'There needs to be law and order in the inner city' - Ramaphosa on JHB CBD fire
An early-morning blaze on Thursday tore through a five-storey building owned and neglected by the City of Johannesburg. The flames claimed the lives of at least 74 people, including 12 children, while more than 50 others were injured.
JOHANNESBURG - President Cyril Ramaphosa said that the illegal occupation of the dilapidated building at the centre of the Joburg CBD tragedy was a disaster in waiting.
An early-morning blaze on Thursday tore through a five-storey building owned and neglected by the City of Johannesburg.
The flames claimed the lives of at least 74 people, including 12 children, while more than 50 others were injured.
The abandoned building which once provided emergency shelter for women and children slowly filled up with squatters, illegal electricity connections and flimsy room dividers, rendering it a death trap to more than 200 families.
The president, who cancelled a scheduled address to the nation, visited the scene of the disaster on Thursday.
Ramaphosa said it was important for the government to address the root cause of the blaze.
"We've got to address this problem and root out those criminal elements because it is these types of buildings that are taken over by criminals, who then levy rent on vulnerable people and families. There needs to be law and order in the inner city."
He added that the police also needed to clamp down on criminals who extorted money from the residents of these derelict dwellings.

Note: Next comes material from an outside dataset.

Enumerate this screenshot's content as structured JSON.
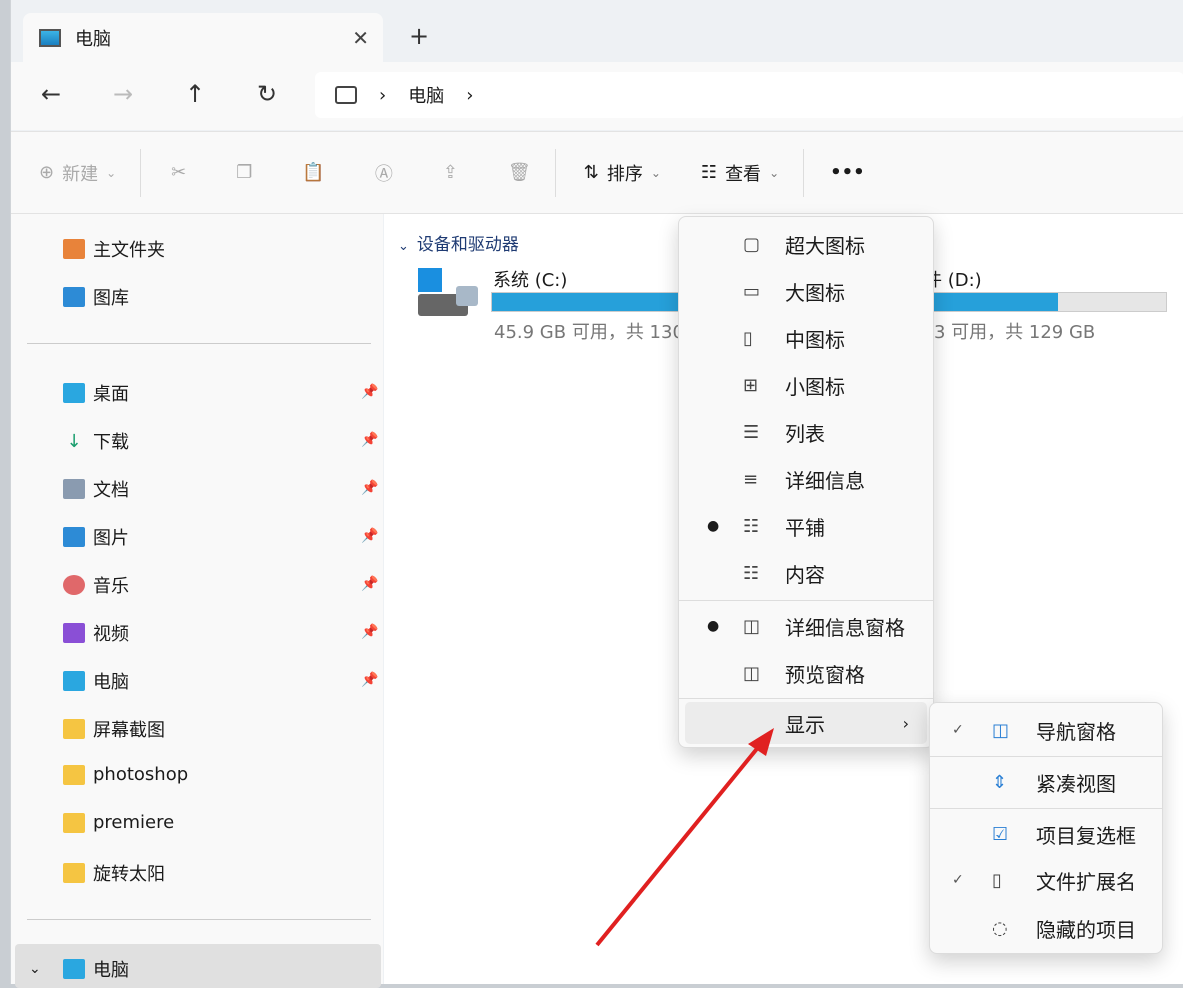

"Not that it's being allowed to happen, it's an overwhelming problem, which the city, I know, has been working on addressing. This building is owned by the city and they sought to try and get order into this building."
Meanwhile, City of Joburg Speaker Colleen Makhubele, MMCs Mgcini Tshwaku and Kenny Kunene and former mayor, Herman Mashaba, said that the catastrophe could have been averted had it not been for civil society organisations that had often dragged the metro to court over "illegal evictions".
Joburg city manager, Floyd Brink, confirmed that the city owned the building: "This is a building that we previously leased to the provincial social development department where they used it specifically as a shelter for abused women. At the conclusion of that particular lease, some of the challenges that were encountered with the occupants and as a result of the hostilities and the stalemate, the building was then invaded and hijacked."
Brink said they did not yet know what caused the blaze.
"We will do our best to ensure that we act diligently in investigating the fire and equally in our pursuit to reclaim the hijacked and illegally occupied buildings in the city. We would at some point provide you with further information and plans on what it is we are doing specifically with the level of lawlessness and hijacked buildings within the City of Johannesburg"